Indictment of Journalists Involved in "Sting" Operation Deeply Objectionable

The International

Federation of Journalists (IFJ) notes with great concern that two journalists

from India’s web-based news portal have been charged with

corruption offences for their role in a “sting” operation that exposed a “cash

for questions” racket among elected members of parliament in India.


Along with 11 former members of

parliament, who face prosecution under India’s Prevention of Corruption

Act (PCA), the two journalists, Aniruddha Bahal and Suhasini Raj, have been

charged with abetment of an offence.


The telecast of the “sting” over

several Indian television channels in 2005 led to great public outrage,

following which Parliament voted by an overwhelming majority to expel the MPs involved.


The IFJ notes that widespread

public concerns over the legality and ethics of private media organisations

conducting so-called “sting” operations were recently answered by India’s

Supreme Court when it declined to entertain a petition in this matter.


The IFJ joins the Delhi Union of

Journalists (DUJ), a constituent unit of its affiliate organisation, the Indian

Journalists’ Union (IJU), in demanding that the charges against the two

journalists be dropped immediately.


The Editors’ Guild of India has made

a similar demand.


“The IFJ does not necessarily

endorse the method of the operation carried out by the two journalists, but we

do acknowledge that it served a significant public purpose at the time,” IFJ Asia-Pacific Director Jacqueline Park said.


“We are encouraged by the Delhi

High Court’s order of August 18 that the journalists who have been booked on

charges of abetment of an offence need not appear in person in court.


“We join the demand voiced by India’s media community that the Delhi police drop these
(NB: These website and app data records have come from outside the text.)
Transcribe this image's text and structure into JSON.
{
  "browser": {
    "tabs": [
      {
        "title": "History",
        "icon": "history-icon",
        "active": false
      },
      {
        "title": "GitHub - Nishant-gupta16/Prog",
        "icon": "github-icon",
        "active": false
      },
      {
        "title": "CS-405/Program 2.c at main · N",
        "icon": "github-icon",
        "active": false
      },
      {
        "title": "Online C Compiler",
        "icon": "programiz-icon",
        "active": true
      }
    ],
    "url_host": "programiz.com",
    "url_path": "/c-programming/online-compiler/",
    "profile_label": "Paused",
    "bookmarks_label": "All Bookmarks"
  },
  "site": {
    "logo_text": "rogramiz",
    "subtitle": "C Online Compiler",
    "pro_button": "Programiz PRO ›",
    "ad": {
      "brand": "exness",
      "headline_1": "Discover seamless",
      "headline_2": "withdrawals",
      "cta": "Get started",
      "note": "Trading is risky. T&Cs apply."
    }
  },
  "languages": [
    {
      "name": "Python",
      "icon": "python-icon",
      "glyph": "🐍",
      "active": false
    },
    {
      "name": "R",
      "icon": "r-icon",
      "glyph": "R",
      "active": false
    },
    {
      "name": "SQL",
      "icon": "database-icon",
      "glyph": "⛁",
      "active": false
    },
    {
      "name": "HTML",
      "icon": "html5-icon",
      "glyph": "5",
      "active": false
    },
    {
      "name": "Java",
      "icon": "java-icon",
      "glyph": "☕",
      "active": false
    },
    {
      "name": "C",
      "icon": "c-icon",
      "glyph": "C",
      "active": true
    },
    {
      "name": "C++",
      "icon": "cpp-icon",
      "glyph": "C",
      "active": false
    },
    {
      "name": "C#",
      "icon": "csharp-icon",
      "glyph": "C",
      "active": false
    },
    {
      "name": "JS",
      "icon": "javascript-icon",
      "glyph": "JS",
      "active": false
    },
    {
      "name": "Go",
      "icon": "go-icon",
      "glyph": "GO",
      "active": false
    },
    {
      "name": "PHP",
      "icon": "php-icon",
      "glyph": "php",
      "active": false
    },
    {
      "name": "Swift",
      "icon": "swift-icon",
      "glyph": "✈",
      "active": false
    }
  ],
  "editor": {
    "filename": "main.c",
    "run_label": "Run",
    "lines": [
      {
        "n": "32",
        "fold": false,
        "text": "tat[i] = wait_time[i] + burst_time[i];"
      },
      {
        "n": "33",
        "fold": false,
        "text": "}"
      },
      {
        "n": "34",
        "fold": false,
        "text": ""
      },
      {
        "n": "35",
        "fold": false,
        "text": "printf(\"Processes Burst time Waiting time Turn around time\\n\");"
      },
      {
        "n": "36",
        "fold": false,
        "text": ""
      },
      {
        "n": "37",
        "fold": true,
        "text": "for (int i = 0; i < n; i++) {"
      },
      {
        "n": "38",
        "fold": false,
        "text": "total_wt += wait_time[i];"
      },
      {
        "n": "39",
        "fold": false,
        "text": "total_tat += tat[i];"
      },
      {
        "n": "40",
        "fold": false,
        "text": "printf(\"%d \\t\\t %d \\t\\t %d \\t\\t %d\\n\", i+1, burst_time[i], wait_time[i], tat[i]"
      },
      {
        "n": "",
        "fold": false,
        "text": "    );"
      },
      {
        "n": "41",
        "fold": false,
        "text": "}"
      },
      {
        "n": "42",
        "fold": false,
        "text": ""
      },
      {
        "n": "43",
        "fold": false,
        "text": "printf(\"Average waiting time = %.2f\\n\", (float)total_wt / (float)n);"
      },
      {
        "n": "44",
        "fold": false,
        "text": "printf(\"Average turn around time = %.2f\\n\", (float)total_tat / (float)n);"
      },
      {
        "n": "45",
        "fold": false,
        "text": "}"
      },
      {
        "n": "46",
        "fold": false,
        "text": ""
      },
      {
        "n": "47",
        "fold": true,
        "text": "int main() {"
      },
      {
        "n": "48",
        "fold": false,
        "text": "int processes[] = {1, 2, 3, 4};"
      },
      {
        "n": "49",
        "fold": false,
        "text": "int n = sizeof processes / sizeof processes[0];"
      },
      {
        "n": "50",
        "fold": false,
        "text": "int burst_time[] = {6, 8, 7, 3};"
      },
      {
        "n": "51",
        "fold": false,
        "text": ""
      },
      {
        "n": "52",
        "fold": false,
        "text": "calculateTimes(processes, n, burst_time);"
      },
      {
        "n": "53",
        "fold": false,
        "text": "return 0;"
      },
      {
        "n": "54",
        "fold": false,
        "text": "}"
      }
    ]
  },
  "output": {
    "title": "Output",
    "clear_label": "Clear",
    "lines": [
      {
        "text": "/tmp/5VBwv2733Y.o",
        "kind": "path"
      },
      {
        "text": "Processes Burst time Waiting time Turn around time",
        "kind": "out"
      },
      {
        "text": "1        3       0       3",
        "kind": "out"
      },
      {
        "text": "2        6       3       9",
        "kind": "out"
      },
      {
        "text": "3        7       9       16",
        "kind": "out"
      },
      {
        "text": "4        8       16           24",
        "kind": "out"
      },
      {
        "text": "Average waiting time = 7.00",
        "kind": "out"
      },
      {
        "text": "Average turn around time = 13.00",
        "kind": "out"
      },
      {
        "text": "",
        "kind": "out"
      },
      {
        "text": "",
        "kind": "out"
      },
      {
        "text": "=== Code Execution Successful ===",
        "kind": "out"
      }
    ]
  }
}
charges against Aniruddha Bahal and Suhasini Raj.”



For further

information contact IFJ Asia-Pacific

on +612 9333 0919


The IFJ represents

over 600,000 journalists in 120